Lavinia participated in P.T. Barnum’s museum, traveling acts and circus, becoming one of the most popular acts of her era. Her wedding to Charles Stratton, another little person, was such a huge story that it bumped the Civil War from the front pages for a time.

Melanie Benjamin speculates at the end of the book that Lavinia had a pituitary gland problem and today would receive appropriate treatment. But, in the 1800s, no such treatment existed.

As a journalist, I appreciated the actual stories and newspaper headlines from the time period. It shows just how far we’ve come and how the public appetite for sensational stories has never changed.

Benjamin writes a heroine that is so easy to love. Lavinia is different but determined, small and brave. She doesn’t let her size define her and always seeks to be a proper lady, even when those around her aren’t minding their manners.

This book was sad in that, because of her deformity, Lavinia had very few options. Early in her life, she felt as if she either had to display herself as a freak or depend upon her family in a backwater town where nothing ever happened.

In some ways, she never fit in to a world that was simply too big for her. I can’t imagine how difficult that must have been.

But in other ways, Lavinia traveled more than any woman of her era would be expected to. She experienced a world beyond the reach of all but the ultra-rich and privileged. There was a high price to be paid for it, but I don’t think Lavinia would have had it any other way.

Benjamin wrote in an unlikely twist in the story that I thought was unnecessary and it soured the ending of the book for me. I understand why she did it but it felt like a bridge too far, especially when the author admits at the end that there was nothing in the historical record to support her creative decision.

The Autobiography of Mrs. Tom Thumb becomes repetitive in Lavinia’s traveling years. I felt as if I was reading the same thing over and over again.

But I did learn a great deal about Lavinia Warren, Charles Stratton and P.T. Barnum. How extraordinary that these people even existed. It seems like a piece of American history that has been all but forgotten.

Recommended for readers who enjoy historical fiction novels about people overcoming adversity and about heroines who won’t give up, no matter the odds or size of the problem.

Thanks for reading!

Dear Girls Above Me: Inspired by a True Story by Charlie McDowell

Dear Girls Above Me: Inspired by a True Story by Charlie McDowell

dear girlsDear Girls Above Me is about Charlie McDowell’s time living beneath a loud group of gossiping young women (names have been changed to protect the innocent). He claims to have learned much about love, life and himself through his eavesdropping.

From the description, I thought this book was going to be cute. Instead, I found it very creepy.

“I most definitely did not expect to be the unwilling audience of a twenty-four-hour slumber party between the Winston Churchill and Benjamin Franklin of the 90210 generation.” pg 6, ebook.

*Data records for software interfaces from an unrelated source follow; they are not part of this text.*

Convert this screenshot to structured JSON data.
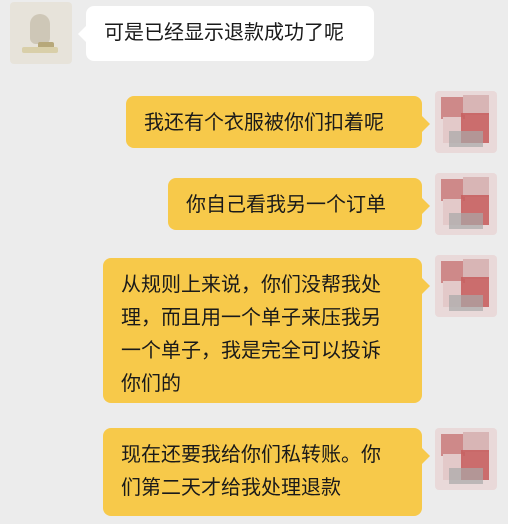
{
  "messages": [
    {
      "sender": "other",
      "text": "可是已经显示退款成功了呢"
    },
    {
      "sender": "me",
      "text": "我还有个衣服被你们扣着呢"
    },
    {
      "sender": "me",
      "text": "你自己看我另一个订单"
    },
    {
      "sender": "me",
      "text": "从规则上来说，你们没帮我处\n理，而且用一个单子来压我另\n一个单子，我是完全可以投诉\n你们的"
    },
    {
      "sender": "me",
      "text": "现在还要我给你们私转账。你\n们第二天才给我处理退款"
    }
  ],
  "colors": {
    "background": "#ececec",
    "incoming_bubble": "#ffffff",
    "outgoing_bubble": "#f7c94a"
  },
  "icons": {
    "other_avatar": "blurred-avatar-icon",
    "my_avatar": "blurred-avatar-icon"
  }
}
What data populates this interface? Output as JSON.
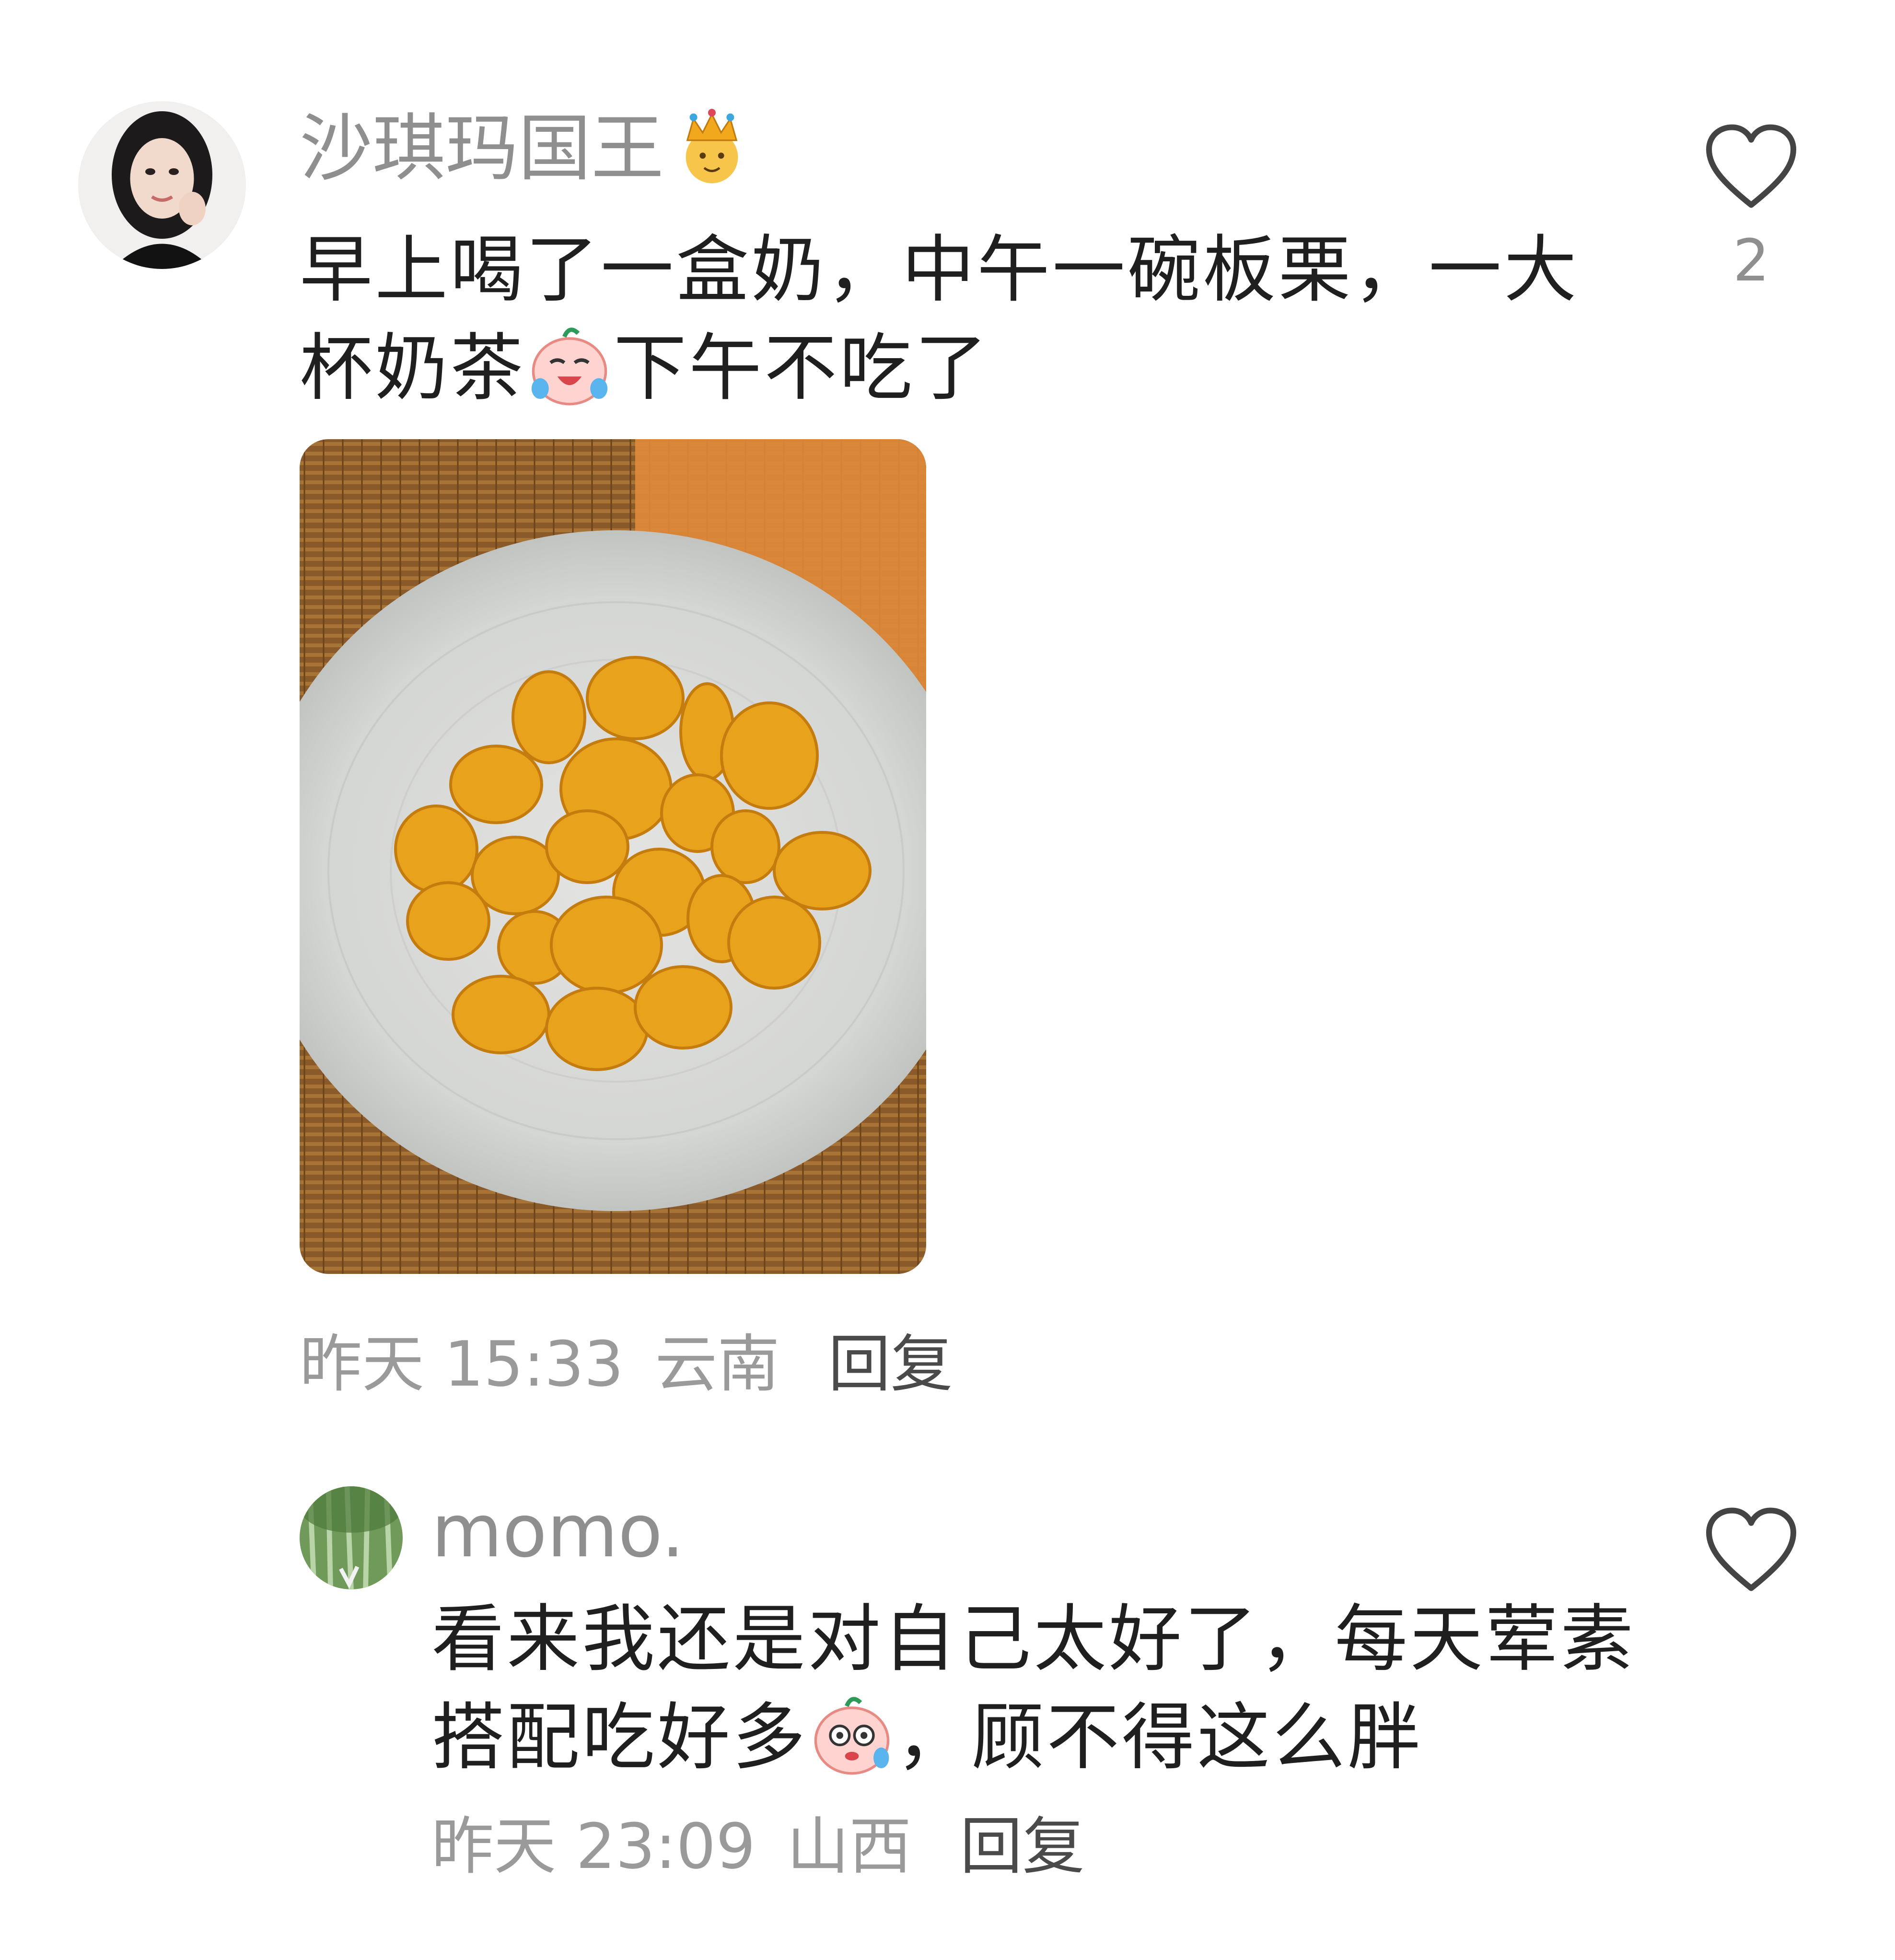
{
  "comments": [
    {
      "username": "沙琪玛国王",
      "badge_icon": "crown-person-emoji",
      "text_line1": "早上喝了一盒奶，中午一碗板栗，一大",
      "text_line2_a": "杯奶茶",
      "text_line2_emoji": "crying-laughing-peach-emoji",
      "text_line2_b": "下午不吃了",
      "image": "bowl-of-peeled-chestnuts-photo",
      "timestamp": "昨天 15:33",
      "location": "云南",
      "reply_label": "回复",
      "like_icon": "heart-outline-icon",
      "like_count": "2"
    },
    {
      "username": "momo.",
      "text_line1": "看来我还是对自己太好了，每天荤素",
      "text_line2_a": "搭配吃好多",
      "text_line2_emoji": "sweating-worried-peach-emoji",
      "text_line2_b": "，顾不得这么胖",
      "timestamp": "昨天 23:09",
      "location": "山西",
      "reply_label": "回复",
      "like_icon": "heart-outline-icon"
    }
  ],
  "colors": {
    "username": "#8f8f8f",
    "body_text": "#1f1f1f",
    "meta_text": "#9a9a9a",
    "reply_text": "#4a4a4a",
    "heart_stroke": "#444444"
  }
}
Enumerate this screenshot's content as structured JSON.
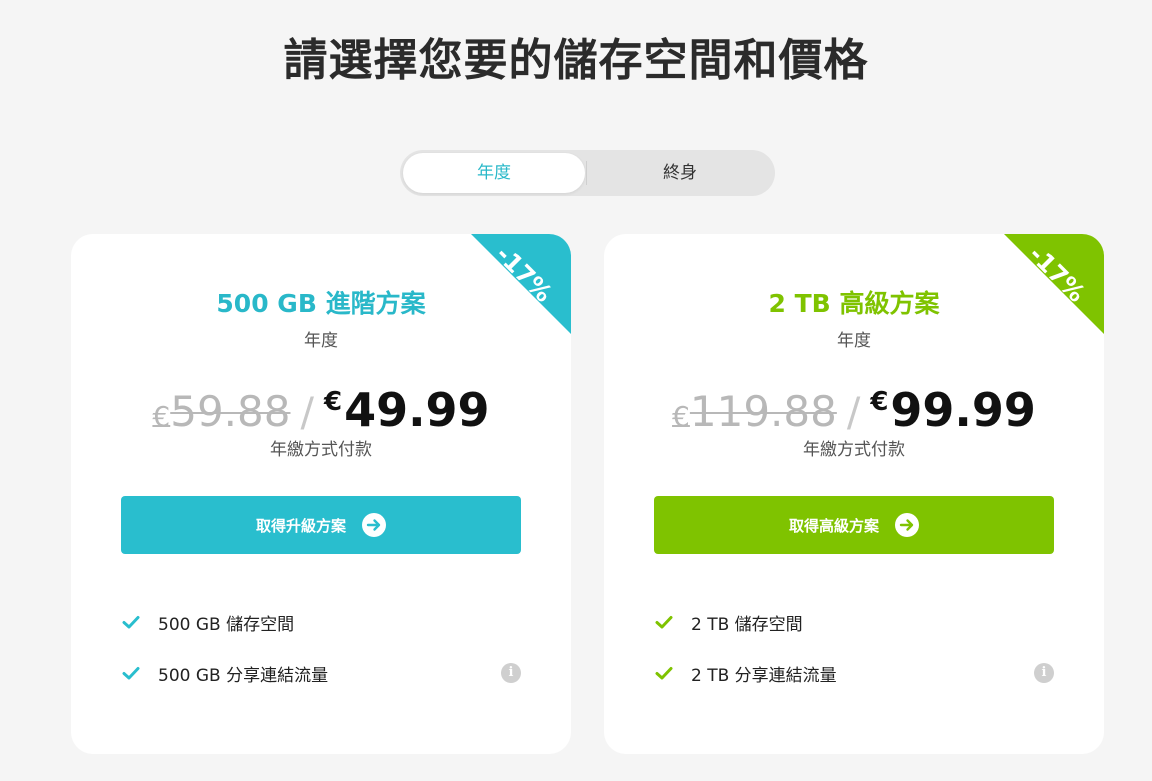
{
  "page": {
    "title": "請選擇您要的儲存空間和價格"
  },
  "billing_toggle": {
    "options": [
      {
        "label": "年度",
        "selected": true
      },
      {
        "label": "終身",
        "selected": false
      }
    ]
  },
  "plans": [
    {
      "badge": "-17%",
      "name": "500 GB 進階方案",
      "period": "年度",
      "currency": "€",
      "old_price": "59.88",
      "new_price": "49.99",
      "billing_note": "年繳方式付款",
      "cta_label": "取得升級方案",
      "accent_color": "#29bece",
      "features": [
        {
          "text": "500 GB 儲存空間",
          "has_info": false
        },
        {
          "text": "500 GB 分享連結流量",
          "has_info": true
        }
      ]
    },
    {
      "badge": "-17%",
      "name": "2 TB 高級方案",
      "period": "年度",
      "currency": "€",
      "old_price": "119.88",
      "new_price": "99.99",
      "billing_note": "年繳方式付款",
      "cta_label": "取得高級方案",
      "accent_color": "#7fc300",
      "features": [
        {
          "text": "2 TB 儲存空間",
          "has_info": false
        },
        {
          "text": "2 TB 分享連結流量",
          "has_info": true
        }
      ]
    }
  ],
  "icons": {
    "check": "check-icon",
    "info": "info-icon",
    "arrow": "arrow-right-icon"
  },
  "colors": {
    "background": "#f5f5f5",
    "teal": "#29bece",
    "green": "#7fc300"
  }
}
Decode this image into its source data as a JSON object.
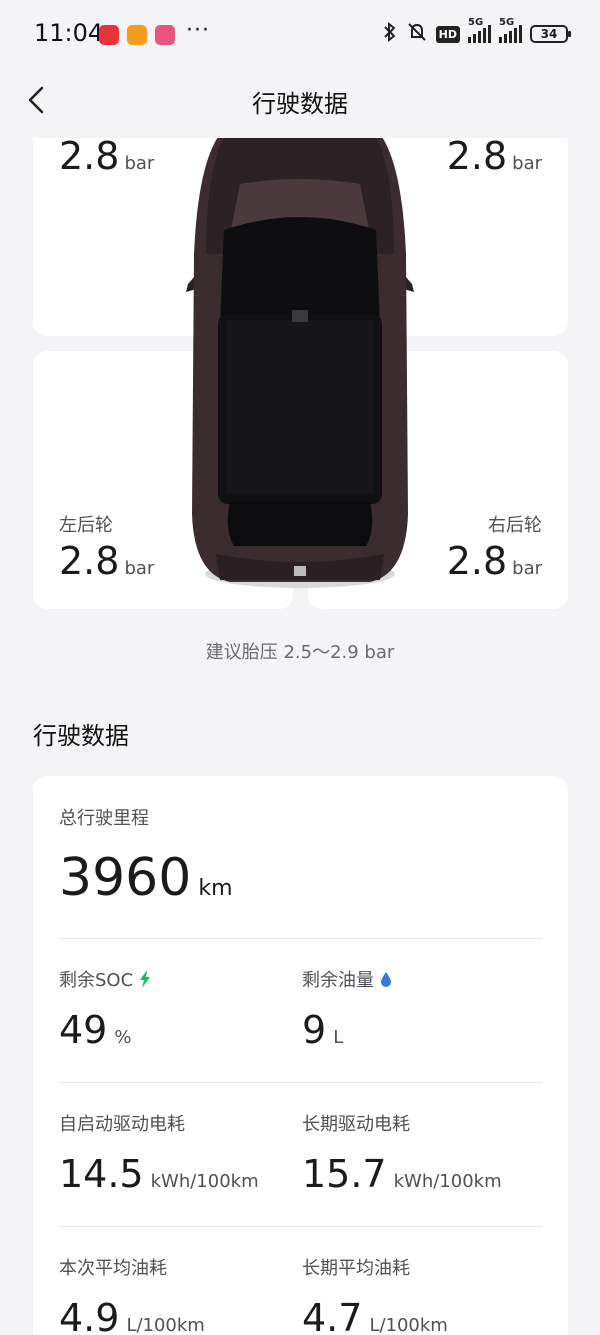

But, shortly after professing his irritation for the girls, he spends an inordinate amount of time wandering around his apartment, looking for the location with the best “reception” of their voices.

“…I’m living underneath a couple of Kardashian wannabes who spend their time gossiping, starving themselves, and throwing noisy parties.” pg 21, ebook.

Instead of ignoring them or moving to a new apartment, Charlie creates a Twitter account where he mercilessly mocks the snippets of conversation he overhears. It seemed very passive-aggressive to me.

“As my Dear Girls Above Me Twitter following grew, so did my guilt and anxiety. Each day, more and more people were discovering my ‘letters’ to the girls, and I felt as if it was only a matter of time before they stumbled across it.” pg 113, ebook.

But not guilty enough to stop tweeting about it.

Charlie does try to build reader sympathy by sharing some fairly embarrassing stories about his own personal life, but it didn’t really work. I found myself feeling embarrassed for everyone in this book rather than amused.

The low point of this tale was this: Dear Girls Above Me, ‘The psychic said I have a serious stalker in my life!’ I much prefer ‘a friend who always listens,’ thank you very much. pg 194, ebook.

No, stalker is more appropriate. Sorry.

I don’t recommend this book.

Thanks for reading!